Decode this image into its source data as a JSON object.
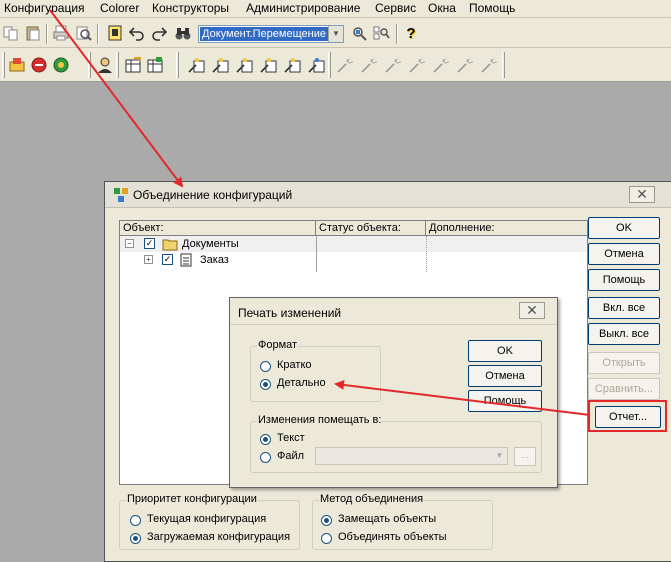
{
  "menubar": {
    "items": [
      "Конфигурация",
      "Colorer",
      "Конструкторы",
      "Администрирование",
      "Сервис",
      "Окна",
      "Помощь"
    ]
  },
  "toolbar": {
    "document_selector_value": "Документ.Перемещение",
    "help_glyph": "?"
  },
  "merge_dialog": {
    "title": "Объединение конфигураций",
    "close_glyph": "✕",
    "tree": {
      "columns": [
        "Объект:",
        "Статус объекта:",
        "Дополнение:"
      ],
      "rows": [
        {
          "label": "Документы",
          "checked": true
        },
        {
          "label": "Заказ",
          "checked": true
        }
      ],
      "expand_glyph": "−",
      "collapse_glyph": "+"
    },
    "buttons": {
      "ok": "OK",
      "cancel": "Отмена",
      "help": "Помощь",
      "select_all": "Вкл. все",
      "deselect_all": "Выкл. все",
      "open": "Открыть",
      "compare": "Сравнить...",
      "report": "Отчет..."
    },
    "priority_group": {
      "label": "Приоритет конфигурации",
      "options": [
        "Текущая конфигурация",
        "Загружаемая конфигурация"
      ],
      "selected": 1
    },
    "method_group": {
      "label": "Метод объединения",
      "options": [
        "Замещать объекты",
        "Объединять объекты"
      ],
      "selected": 0
    }
  },
  "print_dialog": {
    "title": "Печать изменений",
    "close_glyph": "✕",
    "format_group": {
      "label": "Формат",
      "options": [
        "Кратко",
        "Детально"
      ],
      "selected": 1
    },
    "output_group": {
      "label": "Изменения помещать в:",
      "options": [
        "Текст",
        "Файл"
      ],
      "selected": 0,
      "file_browse_label": "..."
    },
    "buttons": {
      "ok": "OK",
      "cancel": "Отмена",
      "help": "Помощь"
    }
  },
  "colors": {
    "annotation_red": "#e3282b",
    "selection_blue": "#316ac5",
    "dialog_face": "#ece9d8",
    "desktop": "#aaaaaa"
  }
}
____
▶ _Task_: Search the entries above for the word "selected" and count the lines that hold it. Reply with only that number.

▶ _Your solution_: 4